The Full Wiki

Advertisements

More info on Ancient City of Bosra

Ancient City of Bosra: Wikis

Advertisements

Note: Many of our articles have direct quotes from sources you can cite, within the Wikipedia article! This article doesn't yet, but we're working on it! See more info or our list of citable articles.

Encyclopedia

Advertisements
(Redirected to Bosra article)

From Wikipedia, the free encyclopedia

Ancient City of Bosra*
UNESCO World Heritage Site

Ancient Roman theatre
State Party Syria
Type Cultural
Criteria i, iii, iv
Reference 22
Region** List of World Heritage Sites in the Arab States
Inscription history
Inscription 1980  (4th Session)
* Name as inscribed on World Heritage List.
** Region as classified by UNESCO.
Bosra
بصرى
Bosra is located in Syria
Bosra
Location in Syria
Coordinates: 32°31′N 36°29′E / 32.517°N 36.483°E / 32.517; 36.483
Country  Syria
Governorate Daraa Governorate
District Daraa District
Area code(s) 15
Roman ruins north of the citadel.
Nabatean Arch

Bosra (Arabic: بصرى‎, also Bostra, Busrana, Bozrah, Bozra, Busra Eski Şam, Busra ash-Sham, Nova Trajana Bostra) is an ancient city administratively belonging to the Daraa Governorate in southern Syria.

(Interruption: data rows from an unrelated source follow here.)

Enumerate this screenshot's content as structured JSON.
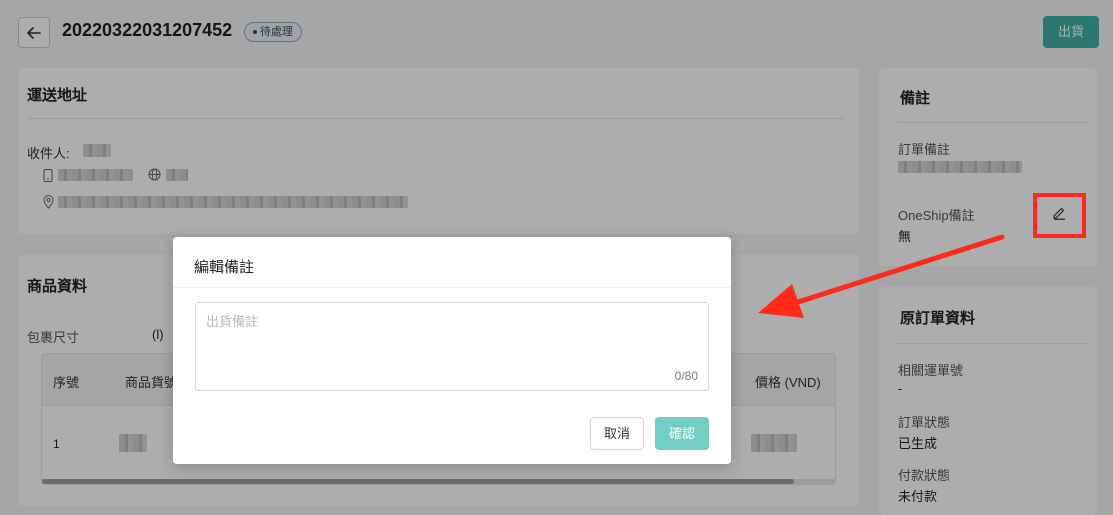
{
  "header": {
    "order_number": "20220322031207452",
    "status": "待處理",
    "ship_button": "出貨"
  },
  "shipping_address": {
    "title": "運送地址",
    "recipient_label": "收件人:"
  },
  "products": {
    "title": "商品資料",
    "package_size_label": "包裹尺寸",
    "package_size_value": "(l)",
    "columns": [
      "序號",
      "商品貨號",
      "價格 (VND)"
    ],
    "rows": [
      {
        "index": "1"
      }
    ]
  },
  "remarks": {
    "title": "備註",
    "order_remark_label": "訂單備註",
    "oneship_remark_label": "OneShip備註",
    "oneship_remark_value": "無"
  },
  "original_order": {
    "title": "原訂單資料",
    "related_tracking_label": "相關運單號",
    "related_tracking_value": "-",
    "order_status_label": "訂單狀態",
    "order_status_value": "已生成",
    "payment_status_label": "付款狀態",
    "payment_status_value": "未付款"
  },
  "modal": {
    "title": "編輯備註",
    "placeholder": "出貨備註",
    "value": "",
    "counter": "0/80",
    "cancel": "取消",
    "confirm": "確認"
  },
  "icons": {
    "back": "arrow-left-icon",
    "phone": "phone-icon",
    "globe": "globe-icon",
    "location": "location-pin-icon",
    "edit": "pencil-icon"
  },
  "colors": {
    "primary": "#3fb1a5",
    "primary_disabled": "#72cdc4",
    "annotation": "#ff2a1a"
  }
}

It is a major archaeological site and has been declared a UNESCO World Heritage Site.

Contents

History

The settlement was first mentioned in the documents of Tutmose III and Akhenaton (14th century BC). Bosra was the first Nabatean city in the 2nd century BC. The Nabatean Kingdom was conquered by Cornelius Palma, a general of Trajan, in 106.

A view of the citadel (the theater is located inside).

Under the Roman Empire, Bosra was renamed Nova Trajana Bostra, and was the residence of the legio III Cyrenaica and capital of the Roman province Arabia Petraea. The city flourished and became a major metropolis at the juncture of several trade routes, including the Roman road to the Red Sea. The two Councils of Arabia were held at Bostra in 246 and 247 AD. The city was conquered by the Sassanid Persians in the early 7th century, and, after a short Byzantine reconquest, was finally captured by the forces of the Rashidun Caliphate under Khalid ibn Walid in the Battle of Bosra (634). Thereafter it was an Islamic possession.

Bosra played an important part in the early life of the Prophet of Islam, Mohammed as described in the entry for the Christian Monk, Bahira. Bahira was witnessing to Muhammad in the prophethood.

Today, Bosra is a major archaeological site, containing ruins from Roman, Byzantine, and Muslim times, its main feature being the well preserved Roman theatre. Every year there is a national music festival hosted in the main theater.

Main sights

Of the city which once counted 80,000 inhabitants, there remains today only a village settled among the ruins. The second century Roman theater, constructed probably under Trajan, is the only monument of this type with its upper gallery in the form of a covered portico which has been integrally preserved. It was fortified between 481 and 1231 AD.

Further, Nabatean and Roman monuments, Christian churches, mosques and Madrasahs are present within the half ruined enceinte of the city. The structure of this monument a central plan with eastern apses flanked by 2 sacristies exerted a decisive influence on the evolution of Christian architectural forms, and, to a certain extent, on Islamic style as well. Al-Omari Mosque of Bosra is one of the oldest surviving mosques in Islamic history.[1]

Close by are the Kharaba Bridge and the Gemarrin Bridge, both Roman bridges.

Notable people from Bosra

References

  1. ^ Al-Omari Mosque Archnet Digital Library.

External links

Coordinates: 32°31′N 36°29′E / 32.517°N 36.483°E / 32.517; 36.483


Advertisements






Got something to say? Make a comment.
Your name
Your email address
Message